**** Task inputs ****
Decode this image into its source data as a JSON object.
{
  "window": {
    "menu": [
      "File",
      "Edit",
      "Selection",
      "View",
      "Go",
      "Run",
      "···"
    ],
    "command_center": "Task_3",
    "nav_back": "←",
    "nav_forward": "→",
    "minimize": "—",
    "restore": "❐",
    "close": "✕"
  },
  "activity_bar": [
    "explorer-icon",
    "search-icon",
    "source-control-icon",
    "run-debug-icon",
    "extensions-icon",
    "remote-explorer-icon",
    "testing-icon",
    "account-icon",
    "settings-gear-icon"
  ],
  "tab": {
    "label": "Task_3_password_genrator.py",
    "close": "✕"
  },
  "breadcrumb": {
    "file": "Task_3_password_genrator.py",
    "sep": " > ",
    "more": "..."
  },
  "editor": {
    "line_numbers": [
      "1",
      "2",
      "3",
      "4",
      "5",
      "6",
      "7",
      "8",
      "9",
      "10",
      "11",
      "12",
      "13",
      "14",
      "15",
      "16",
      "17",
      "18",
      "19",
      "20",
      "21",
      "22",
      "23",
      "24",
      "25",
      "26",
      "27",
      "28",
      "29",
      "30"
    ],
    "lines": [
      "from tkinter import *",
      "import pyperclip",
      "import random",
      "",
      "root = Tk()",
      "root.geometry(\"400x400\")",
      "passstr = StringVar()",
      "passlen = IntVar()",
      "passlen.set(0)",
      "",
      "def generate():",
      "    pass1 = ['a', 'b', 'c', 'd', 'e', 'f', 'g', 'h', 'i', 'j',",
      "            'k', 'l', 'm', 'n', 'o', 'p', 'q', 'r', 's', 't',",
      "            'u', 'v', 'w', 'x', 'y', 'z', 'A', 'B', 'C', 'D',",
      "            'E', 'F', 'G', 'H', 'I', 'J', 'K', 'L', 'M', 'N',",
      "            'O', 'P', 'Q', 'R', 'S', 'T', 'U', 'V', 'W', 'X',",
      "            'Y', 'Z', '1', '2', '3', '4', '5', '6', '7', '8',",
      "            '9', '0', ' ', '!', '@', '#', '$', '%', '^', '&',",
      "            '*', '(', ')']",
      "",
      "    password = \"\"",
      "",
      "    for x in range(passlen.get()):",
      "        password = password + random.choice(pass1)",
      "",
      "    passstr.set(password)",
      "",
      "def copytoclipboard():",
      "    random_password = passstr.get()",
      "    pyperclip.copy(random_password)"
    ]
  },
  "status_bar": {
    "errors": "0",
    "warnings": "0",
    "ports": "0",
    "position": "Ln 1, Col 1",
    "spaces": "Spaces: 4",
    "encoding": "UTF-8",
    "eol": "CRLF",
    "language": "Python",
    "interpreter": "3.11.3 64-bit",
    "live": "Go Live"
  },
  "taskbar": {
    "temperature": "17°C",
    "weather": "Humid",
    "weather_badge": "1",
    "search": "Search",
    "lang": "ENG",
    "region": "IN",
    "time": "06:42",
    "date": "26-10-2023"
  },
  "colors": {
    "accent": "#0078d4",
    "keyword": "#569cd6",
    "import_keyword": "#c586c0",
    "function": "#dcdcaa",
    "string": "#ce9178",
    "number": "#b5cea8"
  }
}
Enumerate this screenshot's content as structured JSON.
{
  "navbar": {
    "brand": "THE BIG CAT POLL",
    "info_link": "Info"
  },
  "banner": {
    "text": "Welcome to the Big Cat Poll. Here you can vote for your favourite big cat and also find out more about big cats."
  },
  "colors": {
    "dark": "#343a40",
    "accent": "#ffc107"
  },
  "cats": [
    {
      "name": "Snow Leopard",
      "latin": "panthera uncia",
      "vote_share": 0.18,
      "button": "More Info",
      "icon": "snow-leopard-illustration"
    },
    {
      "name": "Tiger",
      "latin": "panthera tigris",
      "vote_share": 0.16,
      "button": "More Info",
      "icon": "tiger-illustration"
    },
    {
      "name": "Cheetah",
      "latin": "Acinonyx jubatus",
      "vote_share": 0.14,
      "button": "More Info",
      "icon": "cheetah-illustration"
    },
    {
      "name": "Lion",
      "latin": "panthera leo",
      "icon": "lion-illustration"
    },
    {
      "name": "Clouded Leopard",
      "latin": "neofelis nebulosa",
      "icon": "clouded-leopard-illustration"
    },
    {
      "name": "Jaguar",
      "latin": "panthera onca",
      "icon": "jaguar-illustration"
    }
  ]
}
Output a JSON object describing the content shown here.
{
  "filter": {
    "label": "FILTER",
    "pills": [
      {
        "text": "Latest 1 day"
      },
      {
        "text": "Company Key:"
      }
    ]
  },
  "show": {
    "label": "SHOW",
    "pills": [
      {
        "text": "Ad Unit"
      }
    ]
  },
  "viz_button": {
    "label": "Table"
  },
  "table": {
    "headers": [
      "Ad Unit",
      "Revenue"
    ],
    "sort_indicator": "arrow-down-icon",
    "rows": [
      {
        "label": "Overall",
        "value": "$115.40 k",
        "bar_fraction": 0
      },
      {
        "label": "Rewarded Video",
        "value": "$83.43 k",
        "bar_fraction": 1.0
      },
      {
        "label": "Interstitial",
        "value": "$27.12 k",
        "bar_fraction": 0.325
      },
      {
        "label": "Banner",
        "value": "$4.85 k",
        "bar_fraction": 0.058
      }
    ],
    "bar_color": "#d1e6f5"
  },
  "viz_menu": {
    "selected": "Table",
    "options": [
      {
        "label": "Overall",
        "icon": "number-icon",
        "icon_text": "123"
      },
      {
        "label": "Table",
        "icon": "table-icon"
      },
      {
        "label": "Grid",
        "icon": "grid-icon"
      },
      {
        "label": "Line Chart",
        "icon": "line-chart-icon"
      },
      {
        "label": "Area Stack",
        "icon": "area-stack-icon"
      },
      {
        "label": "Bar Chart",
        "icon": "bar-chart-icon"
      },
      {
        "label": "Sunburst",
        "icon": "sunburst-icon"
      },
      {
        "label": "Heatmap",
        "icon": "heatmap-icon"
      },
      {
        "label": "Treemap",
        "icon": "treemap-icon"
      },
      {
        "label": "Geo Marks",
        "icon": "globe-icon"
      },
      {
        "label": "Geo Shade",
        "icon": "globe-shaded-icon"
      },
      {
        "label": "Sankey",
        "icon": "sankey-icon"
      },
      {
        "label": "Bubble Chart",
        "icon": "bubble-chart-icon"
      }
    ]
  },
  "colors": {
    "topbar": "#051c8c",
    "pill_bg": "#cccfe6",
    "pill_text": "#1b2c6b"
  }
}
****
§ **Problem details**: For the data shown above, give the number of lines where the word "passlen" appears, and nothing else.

§ **Answer box**: 3